Out-Law Analysis | 13 Apr 2018 | 4:13 pm | 1 min. read
The announcement, that HM Revenue and Customs (HMRC) issued a 'compound penalty' of £109,312.50 to a UK exporter for unlicensed exports of military goods controlled by the 2008 Export Control Order, is a significant one. HMRC does not generally announce the imposition of compound penalties.
Export control breaches are criminal offences but, in this case, the matter was dealt with by way of a compound penalty. So what is a compound penalty, and when are they used?

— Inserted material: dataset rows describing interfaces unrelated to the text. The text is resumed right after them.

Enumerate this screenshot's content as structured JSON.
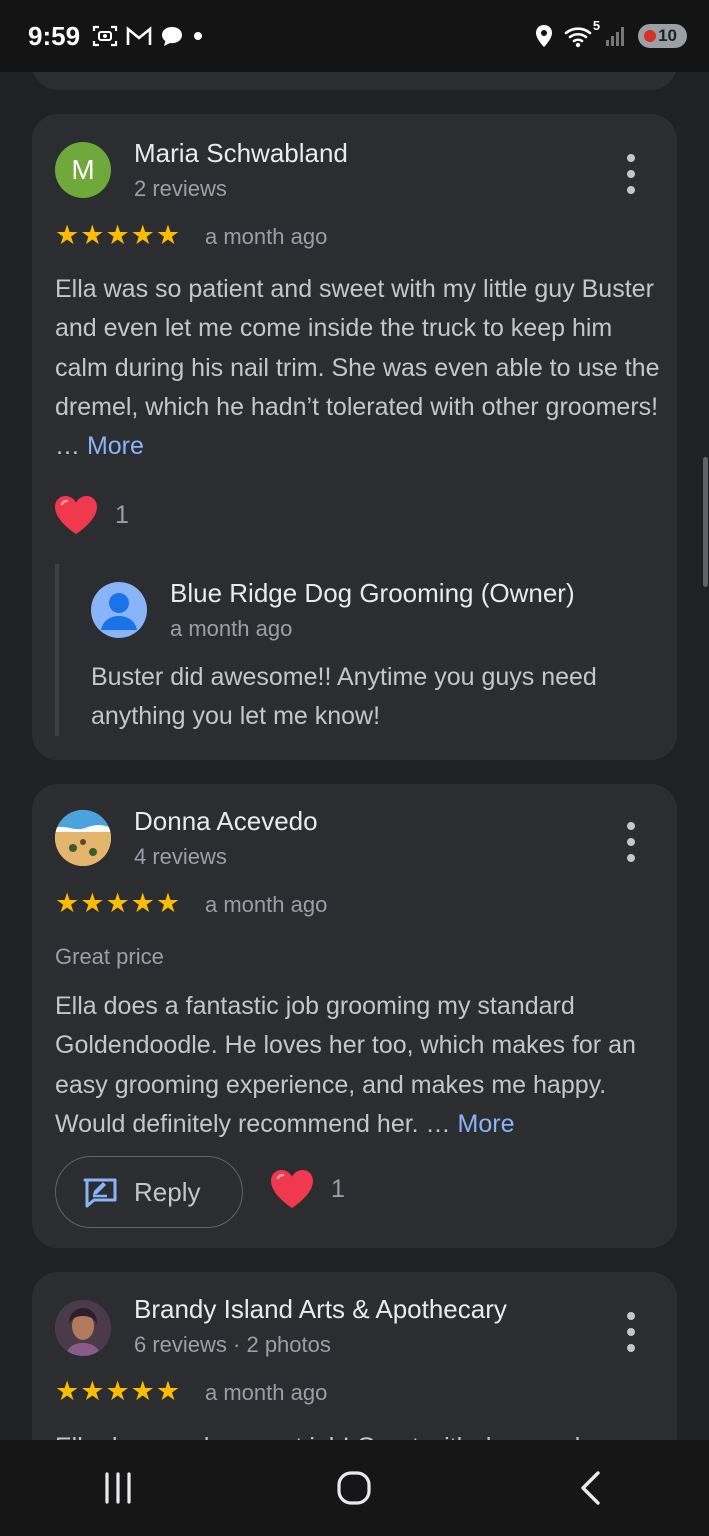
{
  "status_bar": {
    "time": "9:59",
    "left_icons": [
      "screenshot-icon",
      "gmail-icon",
      "chat-bubble-icon",
      "dot-icon"
    ],
    "right_icons": [
      "location-icon",
      "wifi-icon",
      "signal-icon"
    ],
    "wifi_badge": "5",
    "battery": "10"
  },
  "reviews": [
    {
      "avatar_letter": "M",
      "avatar_color": "#6fa83b",
      "name": "Maria Schwabland",
      "meta": "2 reviews",
      "rating": 5,
      "when": "a month ago",
      "text": "Ella was so patient and sweet with my little guy Buster and even let me come inside the truck to keep him calm during his nail trim. She was even able to use the dremel, which he hadn’t tolerated with other groomers! …",
      "more": "More",
      "likes": "1",
      "owner_reply": {
        "name": "Blue Ridge Dog Grooming (Owner)",
        "when": "a month ago",
        "text": "Buster did awesome!! Anytime you guys need anything you let me know!"
      }
    },
    {
      "name": "Donna Acevedo",
      "meta": "4 reviews",
      "rating": 5,
      "when": "a month ago",
      "tag": "Great price",
      "text": "Ella does a fantastic job grooming my standard Goldendoodle. He loves her too, which makes for an easy grooming experience, and makes me happy. Would definitely recommend her. …",
      "more": "More",
      "reply_label": "Reply",
      "likes": "1"
    },
    {
      "name": "Brandy Island Arts & Apothecary",
      "meta": "6 reviews · 2 photos",
      "rating": 5,
      "when": "a month ago",
      "text": "Ella does such a great job! Great with dogs and"
    }
  ],
  "colors": {
    "background": "#202124",
    "card": "#2b2d30",
    "star": "#fbbc04",
    "link": "#8ab4f8",
    "heart": "#f0384f"
  },
  "nav_bar": {
    "buttons": [
      "recents-icon",
      "home-icon",
      "back-icon"
    ]
  }
}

Under the 1979 Customs and Excise Management Act, it is a criminal offence to ship unlicensed goods. There is a strict liability offence which covers inadvertent breaches, and a more serious offence for deliberate evasion of export controls. However, section 152 of the Act provides HMRC with a discretionary power to "compound" offences. The discretionary power, in essence, means that HMRC can offer an offender the opportunity to avoid prosecution in return for the payment of an administrative penalty. HMRC commonly uses this power to deal with export control, duty and excise breaches.
HMRC may be persuaded to compound an offence if the offender makes a voluntary and fulsome disclosure directly to HMRC. Should HMRC learn of an export control or other customs and excise related offence through its own investigations or via a report from ECO, it is less likely to proceed by way of a compound penalty. Other factors that HMRC takes into consideration when deciding whether to proceed by way of a compound penalty are:
There are a number of benefits of seeking to negotiate a compound penalty with HMRC. A compound penalty does not amount to a criminal prosecution, and when compared to a criminal prosecution there is often far less publicity for the company. For companies that endeavour to be compliant, but which experience an inadvertent contravention - including, potentially, a serious contravention - making a voluntary disclosure to HMRC may be the best course.
Tom Stocker and Alistair Wood are corporate crime and contentious regulatory experts at Pinsent Masons, the law firm behind Out-Law.com.